Emerging from humble beginnings Rick Duff has come a long way. From a self-constructed recording studio in the suburb of Houston, TX, with no vocal booth and using mattress covered walls as way to soundproof his installation Duff has put out an album that sounds like it could've been laid down in some of the legendary recording facilities from around the country. As an up and coming American R&B/Hip-Hop artist influenced by the music of R. Kelly, Usher, and Chris Brown he's forged his own unique styling of sounds for "High Life", his debut album (Osean Entertainment).
"High Life" opens up this seven song collection with a down-tempo chillaxed ballad called "B&B". It's a seductive way to entice listeners and to lead the way to "High Life", which is the title track and single from the album. "High Life (feat. Supreme)" moves the metronome BPS up to a more mid-tempo range. His production team hits the dance floor sweet spot on this number and just as discussed with the subject matter of the song, before you know you're hooked on Rick.
With "I Can" the tempo get cranked lower again, but instead of bringing the mood down it instead allows RD to display some impressive vocalizations. This Houston homie has a confident control of dynamics and a nice tonal colorization that tends to enhance his range. When he shifts gears to "I Got the Juice" there's not really a notable change of tempo as there is in mood. It's the trippiest tune on the "High Life" compilation. It's also the most self contemplating piece of work of the seven songs and where you get an inkling of just who Rick Duff may be.

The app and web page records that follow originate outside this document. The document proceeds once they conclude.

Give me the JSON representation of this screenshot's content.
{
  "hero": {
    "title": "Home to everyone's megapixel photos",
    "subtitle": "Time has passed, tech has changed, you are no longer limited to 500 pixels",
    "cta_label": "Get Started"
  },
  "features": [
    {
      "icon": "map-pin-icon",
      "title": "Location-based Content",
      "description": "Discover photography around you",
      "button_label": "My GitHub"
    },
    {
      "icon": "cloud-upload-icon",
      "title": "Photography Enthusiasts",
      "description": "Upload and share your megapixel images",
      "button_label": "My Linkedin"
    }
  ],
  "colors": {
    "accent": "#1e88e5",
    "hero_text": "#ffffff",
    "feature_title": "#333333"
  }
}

Whereas "Jump (feat. Yung Banks)" has a subtle start the Duff pumps it up like a boss with an Uzi consonant rat-ta-tat-tat-tat created by the contrasting intensity of his voice. And as with what he repeats in the lyrics, he gets it, "... jumping like a rabbit!" It's by this part of the record I had the image of Rick working hard on stage beneath the hot, hot spotlights, and the dude's not even breaking a sweat. That impression is especially reinforced with "On My Way". He has that rare ability of performing difficult tasks but making them appear all so easy. Maybe it's because, as he explains here, "I ain't tripping ‘cause my homies got my back".

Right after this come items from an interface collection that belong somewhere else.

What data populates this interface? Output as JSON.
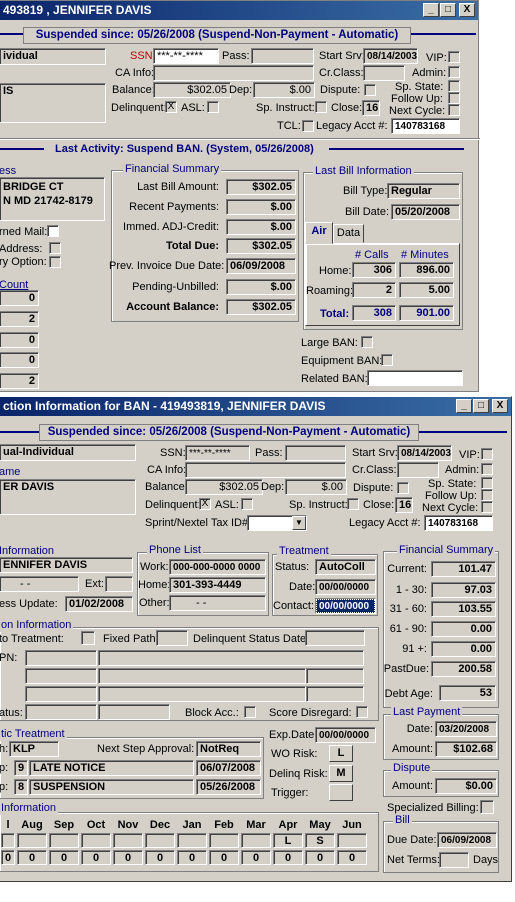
{
  "win1": {
    "title": "493819 , JENNIFER DAVIS",
    "btn_min": "_",
    "btn_max": "□",
    "btn_close": "X",
    "status_banner": "Suspended since: 05/26/2008 (Suspend-Non-Payment - Automatic)",
    "account_type": "ividual",
    "name_box": "IS",
    "ssn_label": "SSN:",
    "ssn_value": "***-**-****",
    "pass_label": "Pass:",
    "start_srv_label": "Start Srv:",
    "start_srv_value": "08/14/2003",
    "vip_label": "VIP:",
    "ca_info_label": "CA Info:",
    "cr_class_label": "Cr.Class:",
    "admin_label": "Admin:",
    "balance_label": "Balance:",
    "balance_value": "$302.05",
    "dep_label": "Dep:",
    "dep_value": "$.00",
    "dispute_label": "Dispute:",
    "sp_state_label": "Sp. State:",
    "follow_up_label": "Follow Up:",
    "next_cycle_label": "Next Cycle:",
    "delinquent_label": "Delinquent:",
    "delinquent_mark": "X",
    "asl_label": "ASL:",
    "sp_instruct_label": "Sp. Instruct:",
    "close_label": "Close:",
    "close_value": "16",
    "tcl_label": "TCL:",
    "legacy_label": "Legacy Acct #:",
    "legacy_value": "140783168",
    "activity_banner": "Last Activity: Suspend BAN. (System, 05/26/2008)",
    "address_label": "ess",
    "address_line1": "BRIDGE CT",
    "address_line2": "N MD 21742-8179",
    "returned_mail_label": "rned Mail:",
    "address_chk_label": "Address:",
    "ry_option_label": "ry Option:",
    "count_label": "Count",
    "counts": [
      "0",
      "2",
      "0",
      "0",
      "2"
    ],
    "fin_summary_label": "Financial Summary",
    "last_bill_amt_label": "Last Bill Amount:",
    "last_bill_amt": "$302.05",
    "recent_payments_label": "Recent Payments:",
    "recent_payments": "$.00",
    "immed_adj_label": "Immed. ADJ-Credit:",
    "immed_adj": "$.00",
    "total_due_label": "Total Due:",
    "total_due": "$302.05",
    "prev_invoice_label": "Prev. Invoice Due Date:",
    "prev_invoice": "06/09/2008",
    "pending_label": "Pending-Unbilled:",
    "pending": "$.00",
    "acct_balance_label": "Account Balance:",
    "acct_balance": "$302.05",
    "last_bill_info_label": "Last Bill Information",
    "bill_type_label": "Bill Type:",
    "bill_type": "Regular",
    "bill_date_label": "Bill Date:",
    "bill_date": "05/20/2008",
    "tab_air": "Air",
    "tab_data": "Data",
    "calls_header": "# Calls",
    "minutes_header": "# Minutes",
    "home_label": "Home:",
    "home_calls": "306",
    "home_minutes": "896.00",
    "roaming_label": "Roaming:",
    "roaming_calls": "2",
    "roaming_minutes": "5.00",
    "total_label": "Total:",
    "total_calls": "308",
    "total_minutes": "901.00",
    "large_ban_label": "Large BAN:",
    "equipment_ban_label": "Equipment BAN:",
    "related_ban_label": "Related BAN:"
  },
  "win2": {
    "title": "ction Information for BAN  - 419493819, JENNIFER DAVIS",
    "btn_min": "_",
    "btn_max": "□",
    "btn_close": "X",
    "status_banner": "Suspended since: 05/26/2008 (Suspend-Non-Payment - Automatic)",
    "account_type": "ual-Individual",
    "name_label": "ame",
    "name_value": "ER DAVIS",
    "ssn_label": "SSN:",
    "ssn_value": "***-**-****",
    "pass_label": "Pass:",
    "start_srv_label": "Start Srv:",
    "start_srv_value": "08/14/2003",
    "vip_label": "VIP:",
    "ca_info_label": "CA Info:",
    "cr_class_label": "Cr.Class:",
    "admin_label": "Admin:",
    "balance_label": "Balance:",
    "balance_value": "$302.05",
    "dep_label": "Dep:",
    "dep_value": "$.00",
    "dispute_label": "Dispute:",
    "sp_state_label": "Sp. State:",
    "follow_up_label": "Follow Up:",
    "next_cycle_label": "Next Cycle:",
    "delinquent_label": "Delinquent:",
    "delinquent_mark": "X",
    "asl_label": "ASL:",
    "sp_instruct_label": "Sp. Instruct:",
    "close_label": "Close:",
    "close_value": "16",
    "sprint_label": "Sprint/Nextel Tax ID#",
    "legacy_label": "Legacy Acct #:",
    "legacy_value": "140783168",
    "contact_info_label": "Information",
    "contact_name": "ENNIFER DAVIS",
    "contact_dash": "-   -",
    "ext_label": "Ext:",
    "ess_update_label": "ess Update:",
    "ess_update_value": "01/02/2008",
    "phone_list_label": "Phone List",
    "work_label": "Work:",
    "work_value": "000-000-0000 0000",
    "home_label": "Home:",
    "home_value": "301-393-4449",
    "other_label": "Other:",
    "other_value": "-   -",
    "treatment_label": "Treatment",
    "status_label": "Status:",
    "status_value": "AutoColl",
    "date_label": "Date:",
    "date_value": "00/00/0000",
    "contact_label": "Contact:",
    "contact_value": "00/00/0000",
    "fin_summary_label": "Financial Summary",
    "current_label": "Current:",
    "current_value": "101.47",
    "d1_30_label": "1 - 30:",
    "d1_30_value": "97.03",
    "d31_60_label": "31 - 60:",
    "d31_60_value": "103.55",
    "d61_90_label": "61 - 90:",
    "d61_90_value": "0.00",
    "d91_label": "91  +:",
    "d91_value": "0.00",
    "pastdue_label": "PastDue:",
    "pastdue_value": "200.58",
    "debt_age_label": "Debt Age:",
    "debt_age_value": "53",
    "collection_info_label": "on Information",
    "to_treatment_label": "to Treatment:",
    "fixed_path_label": "Fixed Path:",
    "delinq_status_label": "Delinquent Status Date:",
    "pn_label": "PN:",
    "atus_label": "atus:",
    "block_acc_label": "Block Acc.:",
    "score_disregard_label": "Score Disregard:",
    "exp_date_label": "Exp.Date:",
    "exp_date_value": "00/00/0000",
    "wo_risk_label": "WO Risk:",
    "wo_risk_value": "L",
    "delinq_risk_label": "Delinq Risk:",
    "delinq_risk_value": "M",
    "trigger_label": "Trigger:",
    "ic_treatment_label": "tic Treatment",
    "path_label": "h:",
    "path_value": "KLP",
    "next_step_label": "Next Step Approval:",
    "next_step_value": "NotReq",
    "step1_prefix": "p:",
    "step1_num": "9",
    "step1_name": "LATE NOTICE",
    "step1_date": "06/07/2008",
    "step2_prefix": "p:",
    "step2_num": "8",
    "step2_name": "SUSPENSION",
    "step2_date": "05/26/2008",
    "history_label": "Information",
    "months": [
      "l",
      "Aug",
      "Sep",
      "Oct",
      "Nov",
      "Dec",
      "Jan",
      "Feb",
      "Mar",
      "Apr",
      "May",
      "Jun"
    ],
    "month_flags": [
      "",
      "",
      "",
      "",
      "",
      "",
      "",
      "",
      "",
      "L",
      "S",
      ""
    ],
    "month_values": [
      "0",
      "0",
      "0",
      "0",
      "0",
      "0",
      "0",
      "0",
      "0",
      "0",
      "0",
      "0"
    ],
    "last_payment_label": "Last Payment",
    "lp_date_label": "Date:",
    "lp_date_value": "03/20/2008",
    "lp_amount_label": "Amount:",
    "lp_amount_value": "$102.68",
    "dispute_group_label": "Dispute",
    "disp_amount_label": "Amount:",
    "disp_amount_value": "$0.00",
    "specialized_billing_label": "Specialized Billing:",
    "bill_group_label": "Bill",
    "due_date_label": "Due Date:",
    "due_date_value": "06/09/2008",
    "net_terms_label": "Net Terms:",
    "days_label": "Days"
  }
}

Wrapping up the "High Life" set is "Sexing You Clean". A final swansong where he brings back Yung Banks to share in on the microphone with him and has an abundance of sensuous soul oozing from every pore. Club DJs will be eating this one up, because it's the banger they're always on the eternal search for and play when the crowd is cooling down at the tables around the bought bottles and models so they'll be coaxed back onto the floor to do it all over again. It what keeps the club owner's cash registers singing that sweet cha-ching-cha-ching song they so love, and what gets those fine peeps paid who stand behind their wired rigs playing that funky nighttime music.

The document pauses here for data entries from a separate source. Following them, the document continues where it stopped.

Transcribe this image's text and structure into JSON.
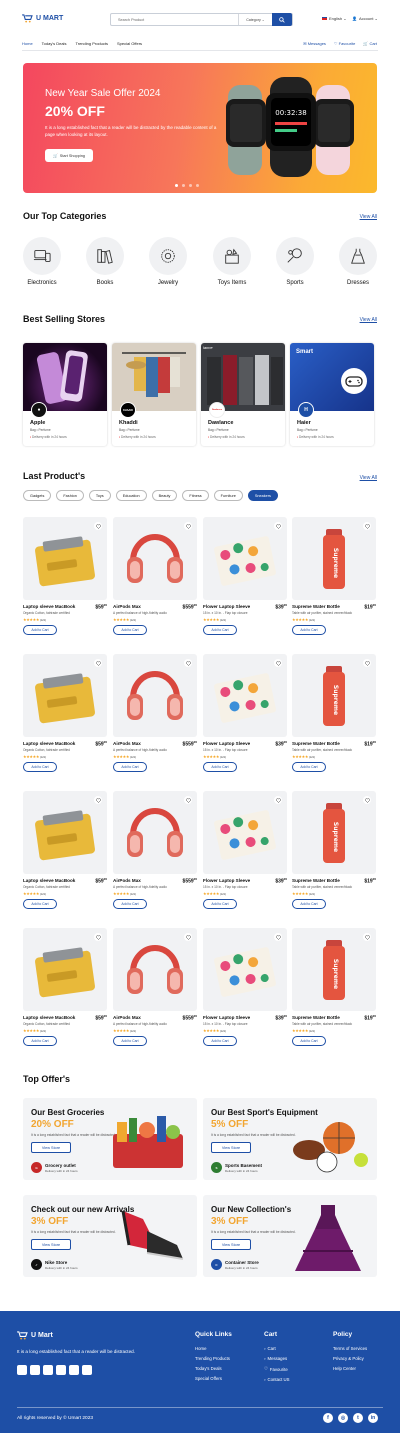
{
  "header": {
    "brand": "U MART",
    "search_placeholder": "Search Product",
    "category_label": "Category",
    "language": "English",
    "account": "Account"
  },
  "nav": {
    "items": [
      "Home",
      "Today's Deals",
      "Trending Products",
      "Special Offers"
    ],
    "right": [
      "Messages",
      "Favourite",
      "Cart"
    ]
  },
  "banner": {
    "title": "New Year Sale Offer 2024",
    "discount": "20% OFF",
    "text": "It is a long established fact that a reader will be distracted by the readable content of a page when looking at its layout.",
    "button": "Start Shopping",
    "watch_time": "00:32:38"
  },
  "categories": {
    "title": "Our Top Categories",
    "view_all": "View All",
    "items": [
      "Electronics",
      "Books",
      "Jewelry",
      "Toys Items",
      "Sports",
      "Dresses"
    ]
  },
  "stores": {
    "title": "Best Selling Stores",
    "view_all": "View All",
    "items": [
      {
        "name": "Apple",
        "sub": "Bag • Perfume",
        "delivery": "Delivery with in 24 hours",
        "badge": ""
      },
      {
        "name": "Khaddi",
        "sub": "Bag • Perfume",
        "delivery": "Delivery with in 24 hours",
        "badge": "KHAADI"
      },
      {
        "name": "Dawlance",
        "sub": "Bag • Perfume",
        "delivery": "Delivery with in 24 hours",
        "badge": "Dawlance"
      },
      {
        "name": "Haier",
        "sub": "Bag • Perfume",
        "delivery": "Delivery with in 24 hours",
        "badge": "H"
      }
    ],
    "dawlance_banner": "lance",
    "haier_banner": "Smart"
  },
  "products": {
    "title": "Last Product's",
    "view_all": "View All",
    "filters": [
      "Gadgets",
      "Fashion",
      "Toys",
      "Education",
      "Beauty",
      "Fitness",
      "Furniture",
      "Sneakers"
    ],
    "selected_filter": "Sneakers",
    "add_to_cart": "Add to Cart",
    "items": [
      {
        "name": "Laptop sleeve MacBook",
        "price": "59",
        "cents": "00",
        "desc": "Organic Cotton, fairtrade certified",
        "reviews": "(121)"
      },
      {
        "name": "AirPods Max",
        "price": "559",
        "cents": "00",
        "desc": "A perfect balance of high-fidelity audio",
        "reviews": "(121)"
      },
      {
        "name": "Flower Laptop Sleeve",
        "price": "39",
        "cents": "00",
        "desc": "15 in. x 10 in. - Flap top closure",
        "reviews": "(121)"
      },
      {
        "name": "Supreme Water Bottle",
        "price": "19",
        "cents": "00",
        "desc": "Table with air purifier, stained veneer/black",
        "reviews": "(121)"
      }
    ]
  },
  "offers": {
    "title": "Top Offer's",
    "items": [
      {
        "title": "Our Best Groceries",
        "pct": "20% OFF",
        "desc": "It is a long established fact that a reader will be distracted.",
        "button": "View Store",
        "brand": "Grocery outlet",
        "delivery": "Delivery with in 24 hours"
      },
      {
        "title": "Our Best Sport's Equipment",
        "pct": "5% OFF",
        "desc": "It is a long established fact that a reader will be distracted.",
        "button": "View Store",
        "brand": "Sports Basement",
        "delivery": "Delivery with in 24 hours"
      },
      {
        "title": "Check out our new Arrivals",
        "pct": "3% OFF",
        "desc": "It is a long established fact that a reader will be distracted.",
        "button": "View Store",
        "brand": "Nike Store",
        "delivery": "Delivery with in 24 hours"
      },
      {
        "title": "Our New Collection's",
        "pct": "3% OFF",
        "desc": "It is a long established fact that a reader will be distracted.",
        "button": "View Store",
        "brand": "Container Store",
        "delivery": "Delivery with in 24 hours"
      }
    ]
  },
  "footer": {
    "brand": "U Mart",
    "tagline": "It is a long established fact that a reader will be distracted.",
    "quick_links_title": "Quick Links",
    "quick_links": [
      "Home",
      "Trending Products",
      "Today's Deals",
      "Special Offers"
    ],
    "cart_title": "Cart",
    "cart_links": [
      "Cart",
      "Messages",
      "Favourite",
      "Contact US"
    ],
    "policy_title": "Policy",
    "policy_links": [
      "Terms of Services",
      "Privacy & Policy",
      "Help Center"
    ],
    "copyright": "All rights reserved by © Umart 2023"
  },
  "colors": {
    "primary": "#1e4fa6",
    "accent": "#f2a530",
    "banner_start": "#f4475f",
    "banner_end": "#fbb92c"
  }
}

Rick Duff recently performed at this year's monster music industry event we all know as SXSW. From what I know, and that's been passed down to me from along the grapevine, is that come this May he'll be a celebrity red carpet guest at the Grace Jones birthday bash hosted by Georgio Armani at this year's Billboard Music Awards After Party in Las Vegas, NV. In such a short time RD has really come a long way and it sounds like he's really enjoying the "High Life" along the way.